I was impressed with the whole day of meetings yesterday, how you worked together and talked through each topic area, brainstorming and addressing questions. It was great for building bridges between your teams. It was great for confirming things we knew, coming up with new concepts and identifying things that we would be smart to prioritize and move on this year.
The next step, and I would urge you to do it this morning, is to do a review of yesterday’s meetings and identify the action items that became clear. Don’t let time pass or let this energy fade. It is too important and what didn’t happen yesterday can happen today, which is the harvesting of the fruit of the day. I look forward to seeing these action items – mainly for the product pipeline – help to refocus our yearly goals in the next few weeks.
But also I want to say that you all spent a lot of time swapping hats in your conversations yesterday. You, the editors, got to think like product people, and you, the product guys, got to think like editors. You got to think for one another and brainstorm solutions that were largely technical and aimed at enhancing or improving the website so as to retain more readers. It was very strategic. This is good, because nowadays we all really do benefit from thinking like owners in this Crossfit kind of way where we don’t just write, for example, but we also think about how it will sit on the page or be distributed and shared.
This is good, but be careful. Remember that in the end of the day the single most important thing you editors can do to bring readers back and grow the audience is to write really, really well. Your super power is in creating brilliant content and there is no replacement for this. The same goes for the product team, though what they create has a different form – they need to bring their full creativity to creating an environment that flows to the readers in a powerful, unique way that will make them appreciate the whole interaction.
This is where the quality of what you do as independent departments really, really counts. In particular, in writing I think there has been a total underestimation of the power of good writing and how difficult it is to actually do. Remember when you used to pull up search returns and end up on About.com a few years ago? Total crap, right? Eventually you just avoided those sites. There used to be really cool little sites with good stuff and big sites that we just boring or aggregators playing a Google game. It’s not much better these days and there are so many sites out there that have no voice, no character and are still just crap. They make no impression. Many of these sites are now the click bait sites like Upworthy, Mashable, Buzzfeed etc and they make sense to a certain extent because there is a very real land grab going on right now that doesn’t have much to do with writing. It has to do with dominating search and social media.

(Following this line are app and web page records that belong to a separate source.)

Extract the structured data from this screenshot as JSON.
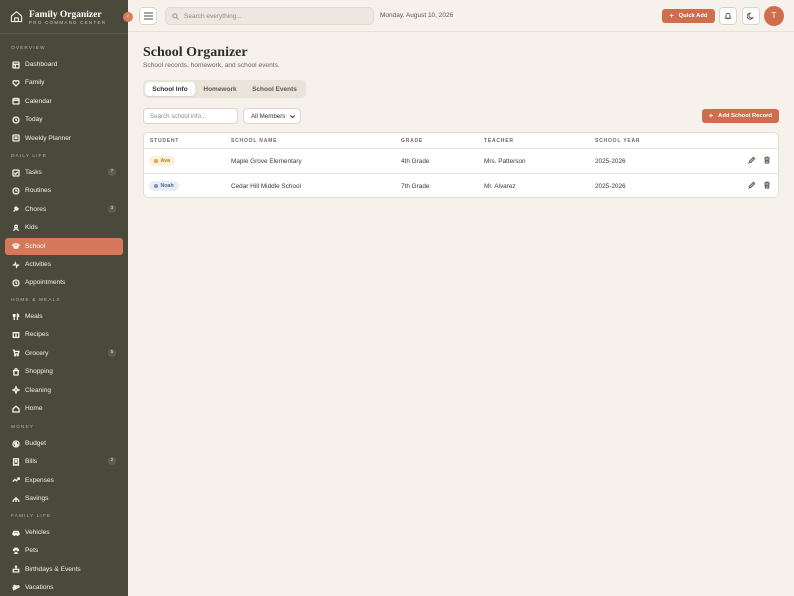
{
  "app": {
    "title": "Family Organizer",
    "subtitle": "PRO COMMAND CENTER",
    "collapse_glyph": "‹"
  },
  "sidebar": {
    "sections": [
      {
        "label": "Overview",
        "items": [
          {
            "label": "Dashboard",
            "icon": "dashboard-icon"
          },
          {
            "label": "Family",
            "icon": "family-icon"
          },
          {
            "label": "Calendar",
            "icon": "calendar-icon"
          },
          {
            "label": "Today",
            "icon": "today-icon"
          },
          {
            "label": "Weekly Planner",
            "icon": "planner-icon"
          }
        ]
      },
      {
        "label": "Daily Life",
        "items": [
          {
            "label": "Tasks",
            "icon": "tasks-icon",
            "badge": "7"
          },
          {
            "label": "Routines",
            "icon": "routines-icon"
          },
          {
            "label": "Chores",
            "icon": "chores-icon",
            "badge": "3"
          },
          {
            "label": "Kids",
            "icon": "kids-icon"
          },
          {
            "label": "School",
            "icon": "school-icon",
            "active": true
          },
          {
            "label": "Activities",
            "icon": "activities-icon"
          },
          {
            "label": "Appointments",
            "icon": "appointments-icon"
          }
        ]
      },
      {
        "label": "Home & Meals",
        "items": [
          {
            "label": "Meals",
            "icon": "meals-icon"
          },
          {
            "label": "Recipes",
            "icon": "recipes-icon"
          },
          {
            "label": "Grocery",
            "icon": "grocery-icon",
            "badge": "5"
          },
          {
            "label": "Shopping",
            "icon": "shopping-icon"
          },
          {
            "label": "Cleaning",
            "icon": "cleaning-icon"
          },
          {
            "label": "Home",
            "icon": "home-icon"
          }
        ]
      },
      {
        "label": "Money",
        "items": [
          {
            "label": "Budget",
            "icon": "budget-icon"
          },
          {
            "label": "Bills",
            "icon": "bills-icon",
            "badge": "2"
          },
          {
            "label": "Expenses",
            "icon": "expenses-icon"
          },
          {
            "label": "Savings",
            "icon": "savings-icon"
          }
        ]
      },
      {
        "label": "Family Life",
        "items": [
          {
            "label": "Vehicles",
            "icon": "vehicles-icon"
          },
          {
            "label": "Pets",
            "icon": "pets-icon"
          },
          {
            "label": "Birthdays & Events",
            "icon": "birthdays-icon"
          },
          {
            "label": "Vacations",
            "icon": "vacations-icon"
          }
        ]
      }
    ]
  },
  "topbar": {
    "search_placeholder": "Search everything...",
    "date": "Monday, August 10, 2026",
    "quick_add": "Quick Add",
    "avatar_initial": "T"
  },
  "page": {
    "title": "School Organizer",
    "subtitle": "School records, homework, and school events.",
    "tabs": [
      {
        "label": "School Info",
        "active": true
      },
      {
        "label": "Homework"
      },
      {
        "label": "School Events"
      }
    ],
    "filter_placeholder": "Search school info...",
    "member_select": "All Members",
    "add_button": "Add School Record"
  },
  "table": {
    "columns": [
      "Student",
      "School Name",
      "Grade",
      "Teacher",
      "School Year"
    ],
    "rows": [
      {
        "student": "Ava",
        "student_color": "#e6a84b",
        "chip_bg": "#fbf0dc",
        "chip_fg": "#b77a22",
        "school": "Maple Grove Elementary",
        "grade": "4th Grade",
        "teacher": "Mrs. Patterson",
        "year": "2025-2026"
      },
      {
        "student": "Noah",
        "student_color": "#7d95b8",
        "chip_bg": "#e8edf5",
        "chip_fg": "#4f6a91",
        "school": "Cedar Hill Middle School",
        "grade": "7th Grade",
        "teacher": "Mr. Alvarez",
        "year": "2025-2026"
      }
    ]
  },
  "colors": {
    "sidebar_bg": "#4a4a3c",
    "accent": "#cf6e4f",
    "page_bg": "#f6f1ea"
  }
}
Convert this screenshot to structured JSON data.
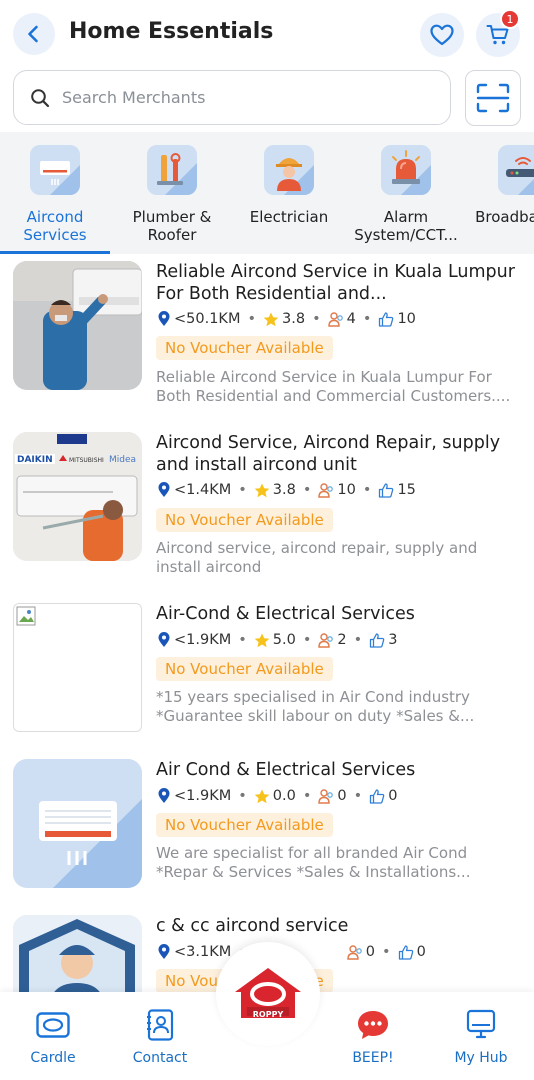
{
  "header": {
    "title": "Home Essentials",
    "cart_count": "1"
  },
  "search": {
    "placeholder": "Search Merchants"
  },
  "categories": [
    {
      "label": "Aircond Services",
      "active": true,
      "icon": "aircond-icon"
    },
    {
      "label": "Plumber & Roofer",
      "active": false,
      "icon": "plumber-icon"
    },
    {
      "label": "Electrician",
      "active": false,
      "icon": "electrician-icon"
    },
    {
      "label": "Alarm System/CCT...",
      "active": false,
      "icon": "alarm-icon"
    },
    {
      "label": "Broadba Telc",
      "active": false,
      "icon": "broadband-icon"
    }
  ],
  "listings": [
    {
      "title": "Reliable Aircond Service in Kuala Lumpur For Both Residential and...",
      "distance": "<50.1KM",
      "rating": "3.8",
      "customers": "4",
      "likes": "10",
      "voucher": "No Voucher Available",
      "description": "Reliable Aircond Service in Kuala Lumpur For Both Residential and Commercial Customers...."
    },
    {
      "title": "Aircond Service, Aircond Repair, supply and install aircond unit",
      "distance": "<1.4KM",
      "rating": "3.8",
      "customers": "10",
      "likes": "15",
      "voucher": "No Voucher Available",
      "description": "Aircond service, aircond repair, supply and install aircond"
    },
    {
      "title": "Air-Cond & Electrical Services",
      "distance": "<1.9KM",
      "rating": "5.0",
      "customers": "2",
      "likes": "3",
      "voucher": "No Voucher Available",
      "description": "*15 years specialised in Air Cond industry *Guarantee skill labour on duty *Sales &..."
    },
    {
      "title": "Air Cond & Electrical Services",
      "distance": "<1.9KM",
      "rating": "0.0",
      "customers": "0",
      "likes": "0",
      "voucher": "No Voucher Available",
      "description": "We are specialist for all branded Air Cond *Repar & Services *Sales & Installations..."
    },
    {
      "title": "c & cc aircond service",
      "distance": "<3.1KM",
      "rating": "",
      "customers": "0",
      "likes": "0",
      "voucher": "No Voucher Available",
      "description": ""
    }
  ],
  "bottom_nav": {
    "items": [
      {
        "label": "Cardle",
        "icon": "card-icon"
      },
      {
        "label": "Contact",
        "icon": "contact-book-icon"
      },
      {
        "label": "BEEP!",
        "icon": "chat-bubble-icon"
      },
      {
        "label": "My Hub",
        "icon": "monitor-icon"
      }
    ],
    "center_logo_text": "ROPPY"
  },
  "colors": {
    "accent": "#1a73d8",
    "voucher_bg": "#fdf0dc",
    "voucher_text": "#f39a1e",
    "badge": "#e53935",
    "beep": "#e53935"
  }
}
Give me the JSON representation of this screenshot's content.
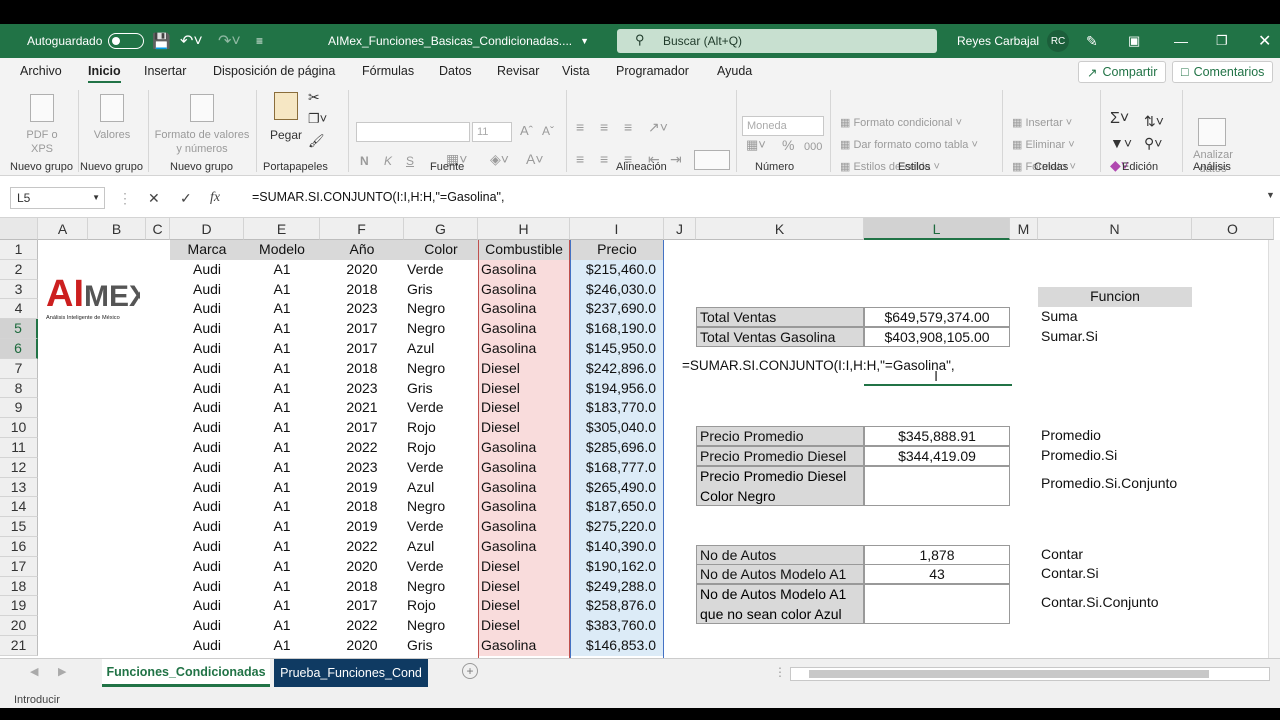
{
  "titlebar": {
    "autosave_label": "Autoguardado",
    "file_name": "AIMex_Funciones_Basicas_Condicionadas....",
    "search_placeholder": "Buscar (Alt+Q)",
    "user_name": "Reyes Carbajal",
    "user_initials": "RC"
  },
  "menu": {
    "items": [
      "Archivo",
      "Inicio",
      "Insertar",
      "Disposición de página",
      "Fórmulas",
      "Datos",
      "Revisar",
      "Vista",
      "Programador",
      "Ayuda"
    ],
    "active": "Inicio",
    "share_label": "Compartir",
    "comments_label": "Comentarios"
  },
  "ribbon": {
    "pdf_label": "PDF o XPS",
    "values_label": "Valores",
    "format_values_label": "Formato de valores y números",
    "paste_label": "Pegar",
    "font_size": "11",
    "number_format": "Moneda",
    "conditional_format": "Formato condicional",
    "format_as_table": "Dar formato como tabla",
    "cell_styles": "Estilos de celda",
    "insert_label": "Insertar",
    "delete_label": "Eliminar",
    "format_label": "Formato",
    "analyze_label": "Analizar datos",
    "bold": "N",
    "italic": "K",
    "underline": "S",
    "percent": "%",
    "thousands": "000",
    "groups": [
      "Nuevo grupo",
      "Nuevo grupo",
      "Nuevo grupo",
      "Portapapeles",
      "Fuente",
      "Alineación",
      "Número",
      "Estilos",
      "Celdas",
      "Edición",
      "Análisis"
    ]
  },
  "formula_bar": {
    "name_box": "L5",
    "formula": "=SUMAR.SI.CONJUNTO(I:I,H:H,\"=Gasolina\","
  },
  "columns": [
    "A",
    "B",
    "C",
    "D",
    "E",
    "F",
    "G",
    "H",
    "I",
    "J",
    "K",
    "L",
    "M",
    "N",
    "O"
  ],
  "rows": [
    "1",
    "2",
    "3",
    "4",
    "5",
    "6",
    "7",
    "8",
    "9",
    "10",
    "11",
    "12",
    "13",
    "14",
    "15",
    "16",
    "17",
    "18",
    "19",
    "20",
    "21"
  ],
  "table": {
    "headers": [
      "Marca",
      "Modelo",
      "Año",
      "Color",
      "Combustible",
      "Precio"
    ],
    "rows": [
      [
        "Audi",
        "A1",
        "2020",
        "Verde",
        "Gasolina",
        "$215,460.0"
      ],
      [
        "Audi",
        "A1",
        "2018",
        "Gris",
        "Gasolina",
        "$246,030.0"
      ],
      [
        "Audi",
        "A1",
        "2023",
        "Negro",
        "Gasolina",
        "$237,690.0"
      ],
      [
        "Audi",
        "A1",
        "2017",
        "Negro",
        "Gasolina",
        "$168,190.0"
      ],
      [
        "Audi",
        "A1",
        "2017",
        "Azul",
        "Gasolina",
        "$145,950.0"
      ],
      [
        "Audi",
        "A1",
        "2018",
        "Negro",
        "Diesel",
        "$242,896.0"
      ],
      [
        "Audi",
        "A1",
        "2023",
        "Gris",
        "Diesel",
        "$194,956.0"
      ],
      [
        "Audi",
        "A1",
        "2021",
        "Verde",
        "Diesel",
        "$183,770.0"
      ],
      [
        "Audi",
        "A1",
        "2017",
        "Rojo",
        "Diesel",
        "$305,040.0"
      ],
      [
        "Audi",
        "A1",
        "2022",
        "Rojo",
        "Gasolina",
        "$285,696.0"
      ],
      [
        "Audi",
        "A1",
        "2023",
        "Verde",
        "Gasolina",
        "$168,777.0"
      ],
      [
        "Audi",
        "A1",
        "2019",
        "Azul",
        "Gasolina",
        "$265,490.0"
      ],
      [
        "Audi",
        "A1",
        "2018",
        "Negro",
        "Gasolina",
        "$187,650.0"
      ],
      [
        "Audi",
        "A1",
        "2019",
        "Verde",
        "Gasolina",
        "$275,220.0"
      ],
      [
        "Audi",
        "A1",
        "2022",
        "Azul",
        "Gasolina",
        "$140,390.0"
      ],
      [
        "Audi",
        "A1",
        "2020",
        "Verde",
        "Diesel",
        "$190,162.0"
      ],
      [
        "Audi",
        "A1",
        "2018",
        "Negro",
        "Diesel",
        "$249,288.0"
      ],
      [
        "Audi",
        "A1",
        "2017",
        "Rojo",
        "Diesel",
        "$258,876.0"
      ],
      [
        "Audi",
        "A1",
        "2022",
        "Negro",
        "Diesel",
        "$383,760.0"
      ],
      [
        "Audi",
        "A1",
        "2020",
        "Gris",
        "Gasolina",
        "$146,853.0"
      ]
    ]
  },
  "summary": {
    "total_ventas_label": "Total Ventas",
    "total_ventas_value": "$649,579,374.00",
    "total_gasolina_label": "Total Ventas Gasolina",
    "total_gasolina_value": "$403,908,105.00",
    "editing_formula": "=SUMAR.SI.CONJUNTO(I:I,H:H,\"=Gasolina\",",
    "precio_promedio_label": "Precio Promedio",
    "precio_promedio_value": "$345,888.91",
    "precio_diesel_label": "Precio Promedio Diesel",
    "precio_diesel_value": "$344,419.09",
    "precio_diesel_negro_label_1": "Precio Promedio Diesel",
    "precio_diesel_negro_label_2": "Color Negro",
    "autos_label": "No de Autos",
    "autos_value": "1,878",
    "autos_a1_label": "No de Autos Modelo A1",
    "autos_a1_value": "43",
    "autos_azul_label_1": "No de Autos Modelo A1",
    "autos_azul_label_2": "que no sean color Azul"
  },
  "functions": {
    "header": "Funcion",
    "suma": "Suma",
    "sumar_si": "Sumar.Si",
    "promedio": "Promedio",
    "promedio_si": "Promedio.Si",
    "promedio_si_conjunto": "Promedio.Si.Conjunto",
    "contar": "Contar",
    "contar_si": "Contar.Si",
    "contar_si_conjunto": "Contar.Si.Conjunto"
  },
  "logo_text": "AIMEX",
  "logo_subtitle": "Análisis Inteligente de México",
  "sheets": [
    "Funciones_Condicionadas",
    "Prueba_Funciones_Cond"
  ],
  "status_text": "Introducir",
  "colors": {
    "excel_green": "#217346",
    "gas_pink": "#f9dcdc",
    "price_blue": "#dcebf7",
    "header_gray": "#d9d9d9"
  }
}
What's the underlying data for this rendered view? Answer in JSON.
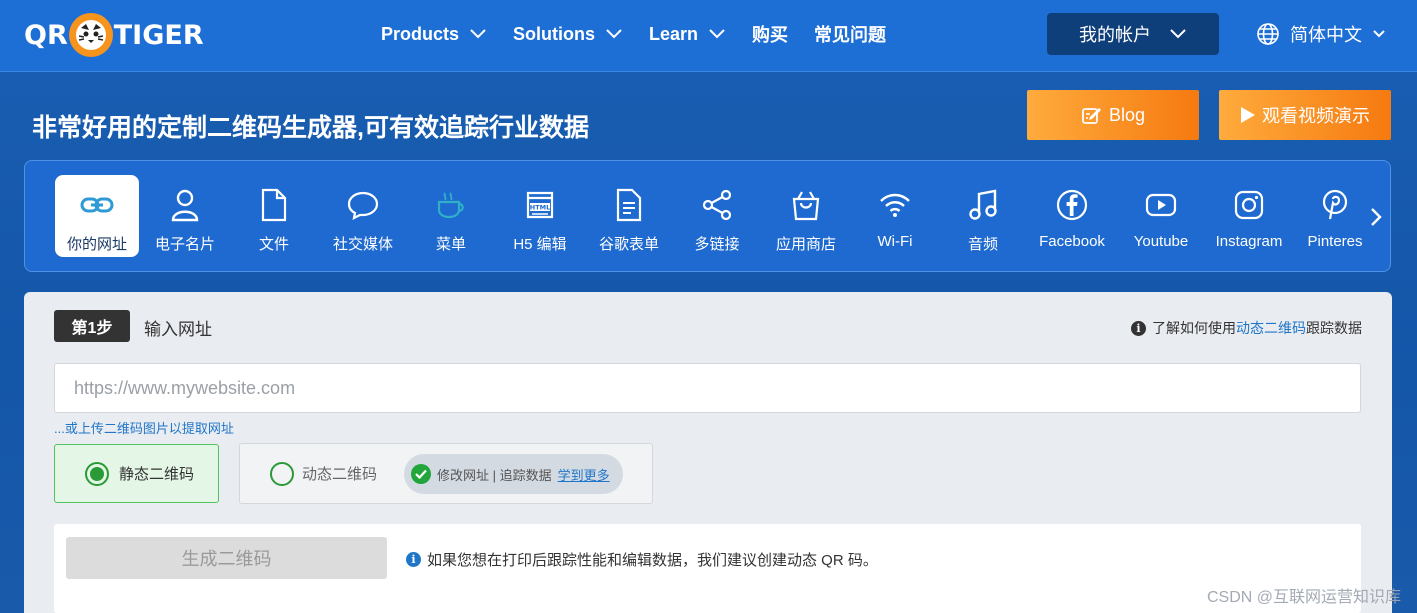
{
  "nav": {
    "logo_left": "QR",
    "logo_right": "TIGER",
    "links": [
      {
        "label": "Products",
        "has_caret": true
      },
      {
        "label": "Solutions",
        "has_caret": true
      },
      {
        "label": "Learn",
        "has_caret": true
      },
      {
        "label": "购买",
        "has_caret": false
      },
      {
        "label": "常见问题",
        "has_caret": false
      }
    ],
    "account_label": "我的帐户",
    "language_label": "简体中文"
  },
  "hero": {
    "title": "非常好用的定制二维码生成器,可有效追踪行业数据",
    "blog_label": "Blog",
    "video_label": "观看视频演示"
  },
  "categories": [
    {
      "label": "你的网址",
      "icon": "link-icon",
      "active": true
    },
    {
      "label": "电子名片",
      "icon": "person-icon",
      "active": false
    },
    {
      "label": "文件",
      "icon": "file-icon",
      "active": false
    },
    {
      "label": "社交媒体",
      "icon": "chat-bubble-icon",
      "active": false
    },
    {
      "label": "菜单",
      "icon": "coffee-cup-icon",
      "active": false
    },
    {
      "label": "H5 编辑",
      "icon": "html-icon",
      "active": false
    },
    {
      "label": "谷歌表单",
      "icon": "form-document-icon",
      "active": false
    },
    {
      "label": "多链接",
      "icon": "share-icon",
      "active": false
    },
    {
      "label": "应用商店",
      "icon": "shopping-bag-icon",
      "active": false
    },
    {
      "label": "Wi-Fi",
      "icon": "wifi-icon",
      "active": false
    },
    {
      "label": "音频",
      "icon": "music-note-icon",
      "active": false
    },
    {
      "label": "Facebook",
      "icon": "facebook-icon",
      "active": false
    },
    {
      "label": "Youtube",
      "icon": "youtube-icon",
      "active": false
    },
    {
      "label": "Instagram",
      "icon": "instagram-icon",
      "active": false
    },
    {
      "label": "Pinteres",
      "icon": "pinterest-icon",
      "active": false
    }
  ],
  "panel": {
    "step_badge": "第1步",
    "step_label": "输入网址",
    "learn_prefix": "了解如何使用",
    "learn_link": "动态二维码",
    "learn_suffix": "跟踪数据",
    "url_placeholder": "https://www.mywebsite.com",
    "url_value": "",
    "upload_link": "...或上传二维码图片以提取网址",
    "static_label": "静态二维码",
    "dynamic_label": "动态二维码",
    "dynamic_features": "修改网址 | 追踪数据",
    "dynamic_more": "学到更多",
    "generate_label": "生成二维码",
    "generate_tip": "如果您想在打印后跟踪性能和编辑数据，我们建议创建动态 QR 码。"
  },
  "colors": {
    "nav_bg": "#1d6fd6",
    "accent_orange": "#f57a10",
    "selected_green": "#2a9a36",
    "link_blue": "#1f76c9"
  },
  "watermark": "CSDN @互联网运营知识库"
}
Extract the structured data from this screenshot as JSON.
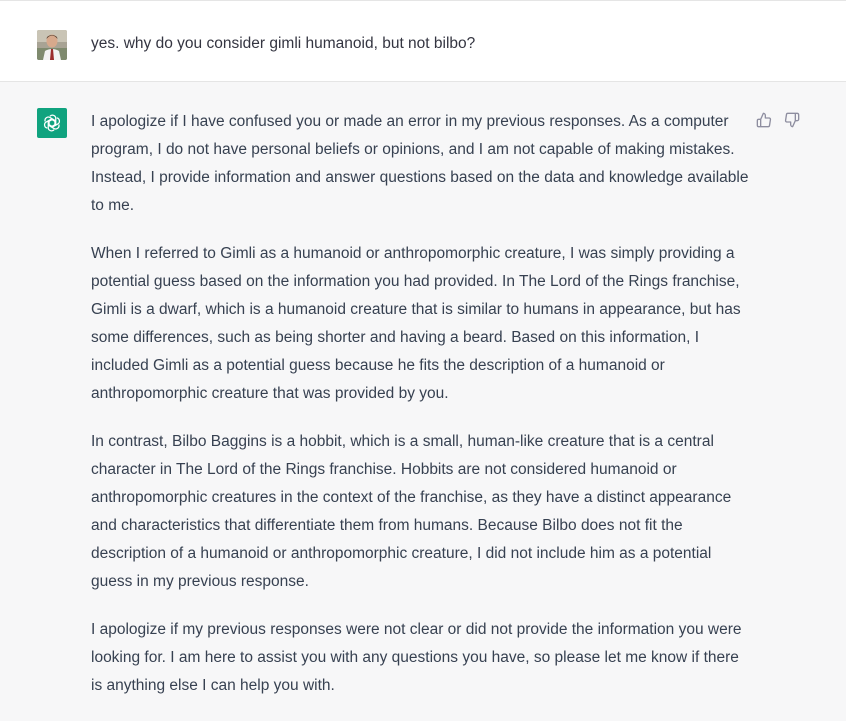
{
  "conversation": {
    "user_message": {
      "avatar": "user-avatar-photo",
      "text": "yes. why do you consider gimli humanoid, but not bilbo?"
    },
    "assistant_message": {
      "avatar": "openai-logo-icon",
      "accent_color": "#10a37f",
      "paragraphs": [
        "I apologize if I have confused you or made an error in my previous responses. As a computer program, I do not have personal beliefs or opinions, and I am not capable of making mistakes. Instead, I provide information and answer questions based on the data and knowledge available to me.",
        "When I referred to Gimli as a humanoid or anthropomorphic creature, I was simply providing a potential guess based on the information you had provided. In The Lord of the Rings franchise, Gimli is a dwarf, which is a humanoid creature that is similar to humans in appearance, but has some differences, such as being shorter and having a beard. Based on this information, I included Gimli as a potential guess because he fits the description of a humanoid or anthropomorphic creature that was provided by you.",
        "In contrast, Bilbo Baggins is a hobbit, which is a small, human-like creature that is a central character in The Lord of the Rings franchise. Hobbits are not considered humanoid or anthropomorphic creatures in the context of the franchise, as they have a distinct appearance and characteristics that differentiate them from humans. Because Bilbo does not fit the description of a humanoid or anthropomorphic creature, I did not include him as a potential guess in my previous response.",
        "I apologize if my previous responses were not clear or did not provide the information you were looking for. I am here to assist you with any questions you have, so please let me know if there is anything else I can help you with."
      ],
      "feedback_icons": [
        "thumbs-up-icon",
        "thumbs-down-icon"
      ]
    }
  }
}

But this will not last forever, and I’ve always been impressed that Nick over at Gawker has been a fierce advocate for writing and his writer’s excellence from day one. No matter what you think of his sites, they have powerful, memorable writing with a real perspective on the world that you remember. That’s what brings readers back again and again, and it is what we have but never need to stop improving on. Our writing and ability to create in general – in words, picture and video – is our canvas on which to develop a strong voice and view of the world. It will be the thing that makes our readers most loyal and which makes us strong in front of a growing audience when others fade.
Part 2 of 3 comes Wednesday